Maarten Steinbuch on the future of robotics
‘A robot to re-attach your finger to your hand’.
This month, Deloitte calculated that in the Netherlands alone 2 to 3 million jobs could be lost to robots, and even Dutch Vice Prime Minister Asscher warned about job losses due to robots. Maarten Steinbuch (54) is professor of Control Systems Technology at the Technical University in Eindhoven (TU/e). His incredible track record puts him at the top of his field. He and his group at the TU/e are famous for, amongst other things, their work on robotics for healthcare. Not only that, they are currently World Champions in robotic soccer. Steinbuch isn’t that worried about robots taking our jobs.
‘I think that the introduction of the computer and the Internet have had a greater impact than robots will have. Take the Internet for example. What you see is that some jobs are disappearing. Bookstores are closing, and people buy at Amazon. On the other hand a lot of other jobs are being created; for example websites and apps need to be developed. Every transition in society causes a shift. This causes pain in some sectors of the economy, but we as a society are always able to see new opportunities. We are always able to change the threat into opportunities.’
In the future our society will be inseparable from robots, because, according to Steinbuch, it already is. ‘These days we cannot buy a car that wasn’t made by a robot. If robots didn’t make cars, nobody could afford them. That goes for a lot of things we buy, such as food. Robots are already an essential part of the economy. When people think about robots they are often thinking about robots with human characteristics, but there already are a lot of industrial robots. In the near future they will slowly find their way into our homes. Your car will become a robot. Your vacuum cleaner will become a robot. In the next ten years we will see a mobile version of a robot in our homes. At first it will just give information. After that, it will be able to pick up and bring us stuff. Robots are already smarter than us at simple tasks. Take processing and searching through data. Google is a great enrichment to our lives. The latest chess robot is smarter than the best human chess player. Cars already have a lot of supporting systems that make driving safer. Systems that will correct human failure.’

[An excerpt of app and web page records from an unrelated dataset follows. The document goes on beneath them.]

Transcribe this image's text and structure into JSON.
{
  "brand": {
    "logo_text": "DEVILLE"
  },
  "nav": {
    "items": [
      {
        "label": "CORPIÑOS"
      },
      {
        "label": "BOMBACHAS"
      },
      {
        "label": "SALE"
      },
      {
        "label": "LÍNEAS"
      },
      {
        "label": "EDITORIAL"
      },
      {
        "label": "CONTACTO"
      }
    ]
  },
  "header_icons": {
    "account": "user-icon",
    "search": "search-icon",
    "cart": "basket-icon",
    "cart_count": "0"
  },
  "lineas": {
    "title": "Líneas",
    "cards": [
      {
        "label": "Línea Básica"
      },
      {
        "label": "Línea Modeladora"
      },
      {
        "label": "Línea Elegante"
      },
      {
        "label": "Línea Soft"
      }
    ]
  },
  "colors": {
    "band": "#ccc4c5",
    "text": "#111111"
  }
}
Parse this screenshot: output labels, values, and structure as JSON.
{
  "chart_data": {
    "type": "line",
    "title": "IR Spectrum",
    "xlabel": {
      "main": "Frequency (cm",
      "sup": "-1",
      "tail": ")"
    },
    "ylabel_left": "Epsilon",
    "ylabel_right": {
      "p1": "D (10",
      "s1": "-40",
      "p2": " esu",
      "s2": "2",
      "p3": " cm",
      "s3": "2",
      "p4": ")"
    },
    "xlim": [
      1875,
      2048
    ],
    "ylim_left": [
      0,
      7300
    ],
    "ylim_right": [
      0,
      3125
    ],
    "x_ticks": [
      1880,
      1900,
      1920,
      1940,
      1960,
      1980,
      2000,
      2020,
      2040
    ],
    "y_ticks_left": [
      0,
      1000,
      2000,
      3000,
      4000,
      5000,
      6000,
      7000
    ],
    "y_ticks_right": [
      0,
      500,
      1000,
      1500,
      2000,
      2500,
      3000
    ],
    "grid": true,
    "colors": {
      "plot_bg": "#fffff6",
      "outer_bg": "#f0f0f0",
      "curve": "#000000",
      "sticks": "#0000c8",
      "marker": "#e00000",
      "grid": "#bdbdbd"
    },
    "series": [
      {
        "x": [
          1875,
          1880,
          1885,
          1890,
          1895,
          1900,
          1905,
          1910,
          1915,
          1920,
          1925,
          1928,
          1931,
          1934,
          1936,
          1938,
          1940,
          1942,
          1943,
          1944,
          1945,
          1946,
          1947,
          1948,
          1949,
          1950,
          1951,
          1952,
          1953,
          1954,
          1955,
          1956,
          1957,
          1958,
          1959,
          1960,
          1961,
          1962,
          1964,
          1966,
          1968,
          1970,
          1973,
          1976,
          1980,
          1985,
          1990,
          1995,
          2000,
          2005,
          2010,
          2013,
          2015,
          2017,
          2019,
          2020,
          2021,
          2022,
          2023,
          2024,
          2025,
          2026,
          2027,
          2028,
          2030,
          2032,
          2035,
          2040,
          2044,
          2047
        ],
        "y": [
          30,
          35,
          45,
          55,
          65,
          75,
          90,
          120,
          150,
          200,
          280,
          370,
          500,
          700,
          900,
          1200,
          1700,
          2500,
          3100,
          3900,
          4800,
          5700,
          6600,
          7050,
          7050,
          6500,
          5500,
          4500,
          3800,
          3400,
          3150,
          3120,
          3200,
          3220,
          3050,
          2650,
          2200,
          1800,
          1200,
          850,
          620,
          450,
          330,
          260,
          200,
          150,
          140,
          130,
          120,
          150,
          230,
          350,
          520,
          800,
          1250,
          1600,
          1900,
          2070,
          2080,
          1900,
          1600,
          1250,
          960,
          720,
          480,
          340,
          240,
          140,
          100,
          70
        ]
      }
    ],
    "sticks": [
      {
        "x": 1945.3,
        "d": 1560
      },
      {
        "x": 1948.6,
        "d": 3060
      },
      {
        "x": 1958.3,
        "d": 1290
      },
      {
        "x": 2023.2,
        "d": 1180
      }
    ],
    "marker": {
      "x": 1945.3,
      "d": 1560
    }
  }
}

The robotics projects of Steinbuch’s group show us a glimpse of what may be possible in the future. ‘We are now working on robotics for different kinds of purposes. Surgical robotics for example. We are working on a robot for eye surgery and a robot for reconstructive surgery that can re-attach a finger to a hand. We are also working on a robot for deep brain stimulation. A robot that can very accurately place electrodes in somebody’s head for the treatment of Parkinson’s or Epilepsy. Further, we are also working on a tomato picking robot and a robot that can cut meat.’
For Maarten Steinbuch, the Holy Grail in robotics is in another field. ‘I think robotics will play a big part in taking care of the elderly. What would be groundbreaking is an affordable community care robot that is robust and that can do a lot of tasks. Tasks we can now only dream of. For example, washing a human being is extremely complex. To realize something like that we need to develop robots that can truly handle multiple sensors and can handle the touch between humans and robots. To make the robots affordable and robust we need a lot of development in the fields of mechatronics and artificial intelligence. We will continue to develop the strengths we used to design our soccer robots and use them for the development of a community care robot. Of course people will object and say the elderly need human contact, but in the future we simply won’t have enough people to take care of our elderly. Besides, I think for somebody sitting alone in a room, a television that talks back is better than one that doesn’t. I think it will be enriching for these people. I think it is weird to say that a robot can’t be your friend when a recent study showed that 25% of all grown ups still sleep with a stuffed animal.’